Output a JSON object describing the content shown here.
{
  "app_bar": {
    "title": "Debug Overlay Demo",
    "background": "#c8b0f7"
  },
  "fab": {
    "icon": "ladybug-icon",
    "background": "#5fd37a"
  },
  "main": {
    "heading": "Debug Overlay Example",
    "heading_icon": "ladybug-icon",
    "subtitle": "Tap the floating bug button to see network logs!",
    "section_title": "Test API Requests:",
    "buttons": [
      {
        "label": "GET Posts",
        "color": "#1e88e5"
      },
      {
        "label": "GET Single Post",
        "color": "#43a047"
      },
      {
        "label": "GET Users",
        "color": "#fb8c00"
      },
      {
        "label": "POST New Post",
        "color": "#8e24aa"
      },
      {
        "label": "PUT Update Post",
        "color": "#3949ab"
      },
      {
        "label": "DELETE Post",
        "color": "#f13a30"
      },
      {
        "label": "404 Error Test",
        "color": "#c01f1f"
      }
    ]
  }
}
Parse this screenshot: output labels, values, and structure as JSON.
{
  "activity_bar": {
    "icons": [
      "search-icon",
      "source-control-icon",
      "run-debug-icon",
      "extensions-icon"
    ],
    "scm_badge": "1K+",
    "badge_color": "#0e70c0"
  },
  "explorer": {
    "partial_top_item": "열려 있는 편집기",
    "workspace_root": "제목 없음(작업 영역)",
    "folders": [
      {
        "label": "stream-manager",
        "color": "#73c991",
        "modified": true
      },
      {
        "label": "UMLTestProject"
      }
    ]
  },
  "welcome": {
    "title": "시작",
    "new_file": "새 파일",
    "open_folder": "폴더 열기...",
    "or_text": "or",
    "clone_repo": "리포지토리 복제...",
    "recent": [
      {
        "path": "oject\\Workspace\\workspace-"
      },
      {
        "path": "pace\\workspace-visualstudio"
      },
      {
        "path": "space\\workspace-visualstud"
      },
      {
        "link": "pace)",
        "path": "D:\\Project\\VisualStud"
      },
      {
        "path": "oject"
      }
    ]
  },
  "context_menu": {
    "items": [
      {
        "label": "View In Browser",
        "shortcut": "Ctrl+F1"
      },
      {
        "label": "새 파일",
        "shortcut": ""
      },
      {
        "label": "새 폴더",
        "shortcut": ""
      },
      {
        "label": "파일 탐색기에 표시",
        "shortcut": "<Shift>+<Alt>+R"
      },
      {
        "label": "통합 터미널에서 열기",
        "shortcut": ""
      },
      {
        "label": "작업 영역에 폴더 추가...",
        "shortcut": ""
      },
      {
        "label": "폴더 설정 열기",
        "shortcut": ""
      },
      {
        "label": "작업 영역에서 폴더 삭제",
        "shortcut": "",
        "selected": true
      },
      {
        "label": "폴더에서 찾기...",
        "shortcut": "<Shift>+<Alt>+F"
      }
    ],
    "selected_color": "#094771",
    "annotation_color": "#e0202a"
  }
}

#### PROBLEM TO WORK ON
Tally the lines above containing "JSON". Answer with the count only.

#### THE COMPLETED TASK
2